Looking to showcase the wonders of modern home technology, Kansas City Power & Light in 1954 built a home at 4602 Homestead Drive in Prairie Village chock full of the latest in time-saving features. The drapes in the living room came to a close with the flip of a switch. A dial in the foyer could turn lights on or off in any room in the 1,200 square foot house. A television was set in above the fireplace, and could be covered with a framed painting on a sliding track when not in use. This “lazy man’s paradise” was KCP&L’s way to promote the kind of life possible in the burgeoning Johnson County suburbs following World War II. In the six months it stayed open to the public as a model home, more than 60,000 people visited — more than the entire population of the area at the time.
And next month, the public will once again get to tour the All Electric Home in its new, permanent location inside the Johnson County Museum at the soon-to-be-completed Johnson County Arts and Heritage Center.
In 2011, the county purchased the vacant former King Louie building near Metcalf and 87th Street for around $2 million, and then passed a measure in 2015 to invest $22.2 million to turn the aging structure into a new home for the Johnson County Museum and an off-season home for Theatre in the Park, as well as other amenities. Work on the new facility is nearly complete, with an opening date set for June 10.
Here’s a look at some of the spaces and features that are part of the new center:
Indoor theatre space for Theatre in the Park programming
Crews are already at work building the stage for the county’s production of Grease, which debuts in mid-June and will run for three weekends. The center features not only the new theatre space, which can accommodate up to 330 people depending on the arrangement of the stage and seating, but two rehearsal rooms and a workshop for the creation of sets. Across from the theatre is an event space that can also accommodate 330 people and can be rented for wedding receptions, corporate events and other gatherings.
New dance studio
A spacious dance studio with windows overlooking Metcalf will provide a space for expanded dance programming. It’s the county’s first dedicated dance studio.
Developmental Supports emerging artists program studio
Johnson County’s Developmental Supports program has already moved in to its new art studio in the center, which provides its Emerging Artist program with a space for clients to work. The Emerging Artist program gives Johnson County residents with developmental disabilities the opportunity to create original works of art that are then displayed at public shows and often sold to collectors, allowing the artists to earn income.
Lounge and meeting space
Visitors will enter the center from the south, where they’ll come into an ample lounge area with space for meetings.
A work table in the lounge area pays homage to the building’s long history as a bowling alley (though the wood from the table itself didn’t come from the King Louie lanes):
New home for the Johnson County Museum
The move of the Johnson County Museum from its aging home in Shawnee to the space inside the King Louie facility that used to house the ice skating rink allowed the curators to expand their displays.
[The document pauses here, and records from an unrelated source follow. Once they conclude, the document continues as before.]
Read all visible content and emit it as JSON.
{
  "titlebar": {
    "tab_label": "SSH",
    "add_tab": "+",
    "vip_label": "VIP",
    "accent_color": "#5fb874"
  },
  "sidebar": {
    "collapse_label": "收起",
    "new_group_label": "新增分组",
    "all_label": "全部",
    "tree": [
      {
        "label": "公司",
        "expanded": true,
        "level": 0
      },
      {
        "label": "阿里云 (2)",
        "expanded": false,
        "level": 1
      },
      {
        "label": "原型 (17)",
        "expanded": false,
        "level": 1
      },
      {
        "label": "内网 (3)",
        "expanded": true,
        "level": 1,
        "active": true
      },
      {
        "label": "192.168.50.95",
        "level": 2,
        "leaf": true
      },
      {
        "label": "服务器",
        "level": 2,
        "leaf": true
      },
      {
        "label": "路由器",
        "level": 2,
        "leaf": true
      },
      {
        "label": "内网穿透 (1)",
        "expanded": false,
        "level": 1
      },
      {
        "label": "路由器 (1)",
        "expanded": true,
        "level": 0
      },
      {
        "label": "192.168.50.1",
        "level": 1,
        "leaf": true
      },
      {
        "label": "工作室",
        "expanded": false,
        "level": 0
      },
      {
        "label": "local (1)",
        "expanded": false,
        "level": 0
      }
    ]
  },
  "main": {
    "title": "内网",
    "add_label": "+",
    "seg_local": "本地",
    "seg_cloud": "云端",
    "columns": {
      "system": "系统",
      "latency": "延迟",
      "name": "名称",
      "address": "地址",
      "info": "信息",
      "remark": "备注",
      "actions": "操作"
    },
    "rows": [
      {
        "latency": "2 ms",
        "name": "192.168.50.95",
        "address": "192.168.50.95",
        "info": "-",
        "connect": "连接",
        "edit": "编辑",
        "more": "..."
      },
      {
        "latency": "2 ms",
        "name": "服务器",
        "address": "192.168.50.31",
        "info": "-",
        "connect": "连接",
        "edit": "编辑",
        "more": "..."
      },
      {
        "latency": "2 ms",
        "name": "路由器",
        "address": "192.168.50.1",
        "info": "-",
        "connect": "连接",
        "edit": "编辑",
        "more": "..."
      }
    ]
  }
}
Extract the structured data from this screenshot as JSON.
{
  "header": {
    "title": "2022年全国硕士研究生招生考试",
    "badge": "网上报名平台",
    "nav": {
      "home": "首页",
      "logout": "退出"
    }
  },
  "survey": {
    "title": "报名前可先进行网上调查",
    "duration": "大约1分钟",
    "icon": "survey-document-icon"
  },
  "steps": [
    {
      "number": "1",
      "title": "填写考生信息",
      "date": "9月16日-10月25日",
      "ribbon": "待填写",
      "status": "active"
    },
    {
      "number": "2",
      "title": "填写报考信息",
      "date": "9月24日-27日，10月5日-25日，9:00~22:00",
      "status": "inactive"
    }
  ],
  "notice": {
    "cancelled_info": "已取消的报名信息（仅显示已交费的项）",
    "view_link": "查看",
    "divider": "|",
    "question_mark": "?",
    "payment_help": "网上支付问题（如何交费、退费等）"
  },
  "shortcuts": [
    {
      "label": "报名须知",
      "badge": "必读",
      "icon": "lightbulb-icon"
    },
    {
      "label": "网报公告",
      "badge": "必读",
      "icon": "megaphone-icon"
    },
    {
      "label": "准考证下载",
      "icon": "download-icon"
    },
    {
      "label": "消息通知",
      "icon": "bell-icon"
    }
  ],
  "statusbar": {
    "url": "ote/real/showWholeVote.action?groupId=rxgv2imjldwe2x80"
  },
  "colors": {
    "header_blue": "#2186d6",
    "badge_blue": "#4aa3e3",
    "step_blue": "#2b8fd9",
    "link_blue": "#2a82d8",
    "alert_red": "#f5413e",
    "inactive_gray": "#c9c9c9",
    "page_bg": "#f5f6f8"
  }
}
The new museum will tell the history of Johnson County from its formative days as the home of the Shawnee Indian Mission and later as a collection of agricultural communities in the southern part of the county to a booming post-war suburb. The museum features the old neon sign from the White Haven Motor Lodge on Metcalf:
…as well as a 1955 Chevrolet Bel-Aire, which sits just outside the exhibit’s centerpiece, the All Electric Home, which was transported via truck inside the building last year:
Here’s a look at the exterior of the facility, which was updated as part of the project as well:
The grand opening of the museum will be Saturday, June 10, when admission to the public will be free.